A few years ago, friends worked and lived in western Africa. Fascinated with the assignment, wanting to fit in, they began immediately to wear regional garments. Soon they were bestowed names in the local language and began to feel accepted on several levels. But when they had to suddenly flee the country in the midst of unrest, too late they realized they’d missed numerous important cultural cues. No matter how they dressed, or what names they used, they were still observing and processing information through their Western cultural perspective.
The meaning of “culture” is elusive. For this context, let’s define culture as the accepted accumulation of history, patterns, and behaviors in a particular group, passed down across generations. Culture is people and their total way of life -everything we think, say, do. What we punish, what we reward. Our beliefs, attitudes, feelings, habits, language, relationships, values and worldviews.
It’s natural to expect, and easy to notice, cultural differences amidst the challenges of establishing home and work and learning to live amongst others in a new country, because people who move abroad face a number of adjustments all at once. Some people experience it as an aura of glamour. Others find anticipation more delicious than the reality, and the whole thing threatens to jump the tracks. Some believe culture shock is merely an over-rated excuse for various incompetencies. Tasks, abilities, and beliefs previously taken for granted are abruptly challenged. Simple things become difficult and everything takes longer. Commiserating about adjustment issues is a convenient conversational topic when meeting new people and depending upon the interaction, it can be a way to grumble, to keep things superficial, or a point of true sharing and learning.
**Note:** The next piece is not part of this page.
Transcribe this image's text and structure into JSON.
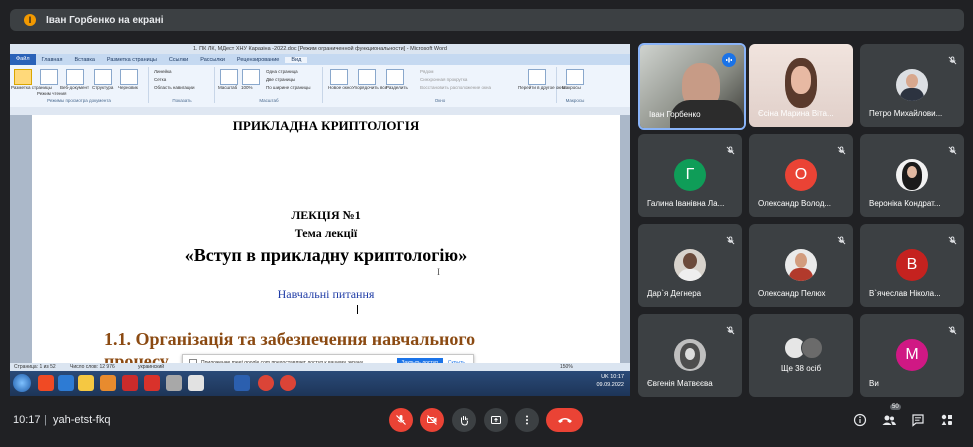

Cultural conflicts occur commonly, whether in one’s home country or abroad. My clients often express astonishment about encountering cultural differences amongst people of their own nationality. Recently, a client from a major U.S. city remarked about finding as many or more cultural surprises with citizens from different areas of North America as from Colombians. Likewise, Colombians who have lived elsewhere for years and are returning, as well as clients from other South America countries, are also often inquisitive. Regional characteristics vary, no matter the locale.
There is perceived calm in living amongst people we feel are kindred spirits who share our opinions, but we carry our own cultural baggage with us, and being true to one’s personal standards, ethics, and values demands intercultural skill anywhere. Cultural differences are ever-present, even though we may not readily identify them as such.
Consider the cultural changes you’ve already experienced: you moved out of your parents’ home; held a job; university, with various professors having different requirements; changed colleagues, employment or boss. You visited friends, married, became acquainted with others, some of whom held different beliefs, values, traditions, or different levels of expectation and acceptance than your family of origin. Having children alters perspectives, just as does retirement. Different ages and stages of life bring different cultural adjustments, even if we never change neighborhoods.
Every culture has positive and negative aspects. As with other life choices, living in a different country can bring enrichment, intellectual stretching, heightened consciousness of self and others – or it can be disastrous. Expatriates who report the most successful experience are those who continue to learn, explore, and be respectful of their new surroundings, while retaining – and expanding – their own identity.
The quality of our experience will improve the more we learn and understand local culture. Turning the unknown into the meaningful, the strange into the familiar, and the mysterious into the enjoyable takes conscious intentions, good advice, understanding, and practice. There are skills to learn, attitudes to nurture, and help available for the process. It’s been said: “All people are the same; it’s only their habits that are different.” How to get used to, and live with, other people’s beliefs, habits and behavior is what it’s all about.